Dependency Injection takes the level of decoupling that began with the Dependency Inversion Principle one step further. Dependency injection has the concept of an assembler  – or what in Java is commonly referred to as a Factory -- that instantiates the objects required by an application and “injects” them into their dependent objects.
In the case of a dependency injection-informed framework such as Spring, components are coded to interfaces, just as in the DIP example above. But now the IoC container manages the instantiation, management, and class casting of the implemented objects so that the application doesn't have to. This removes any true dependencies on low-level implemented classes.
There are three types of Dependency Injection employed by IoC container providers.
Table 1. Dependency Injection Types
|Constructor Injection||The constructor arguments are injected during instance instantiation.|
|Setter Injection||This is the most favored method of dependency injection in Spring. Dependencies are “set” in the objects through setter methods defined in a Spring configuration file.|
|Interface Injection||This is not implemented in Spring currently, but by Avalon. It’s a different type of DI that involves mapping items to inject to specific interfaces.|
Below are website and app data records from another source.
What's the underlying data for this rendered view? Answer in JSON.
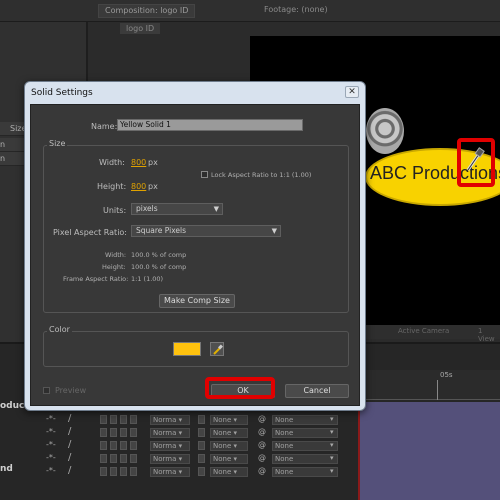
{
  "top_tabs": [
    "Composition: logo ID",
    "Footage: (none)"
  ],
  "sub_tab": "logo ID",
  "project_panel": {
    "column_header": "Size",
    "row_stub": "n"
  },
  "viewer": {
    "logo_text": "ABC Productions"
  },
  "viewer_toolbar": {
    "camera": "Active Camera",
    "views": "1 View"
  },
  "dialog": {
    "title": "Solid Settings",
    "close": "✕",
    "name_label": "Name:",
    "name_value": "Yellow Solid 1",
    "size_group": "Size",
    "width_label": "Width:",
    "width_value": "800",
    "height_label": "Height:",
    "height_value": "800",
    "unit_px": "px",
    "lock_label": "Lock Aspect Ratio to 1:1 (1.00)",
    "units_label": "Units:",
    "units_value": "pixels",
    "par_label": "Pixel Aspect Ratio:",
    "par_value": "Square Pixels",
    "info_width_label": "Width:",
    "info_width_value": "100.0 % of comp",
    "info_height_label": "Height:",
    "info_height_value": "100.0 % of comp",
    "info_far_label": "Frame Aspect Ratio:",
    "info_far_value": "1:1 (1.00)",
    "make_comp_size": "Make Comp Size",
    "color_group": "Color",
    "color_hex": "#ffc20e",
    "preview_label": "Preview",
    "ok": "OK",
    "cancel": "Cancel"
  },
  "timeline": {
    "ruler_time": "05s",
    "left_labels": [
      "oduction",
      "nd"
    ],
    "mode_value": "Norma",
    "trkmat_value": "None",
    "parent_value": "None"
  },
  "colors": {
    "highlight": "#e10000",
    "logo_yellow": "#f8d200"
  }
}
Spring uses the concept of a
BeanFactory as its assembler, and it is the
BeanFactory that manages
the JavaBeans you have configured to run within it. In the next section we will discuss Spring's IoC container and how it makes use of
dependency injection patterns to make your code, well, RFI-free, and just better.
 Martin Fowler, Inversion of Control Containers and The Dependency Injection Pattern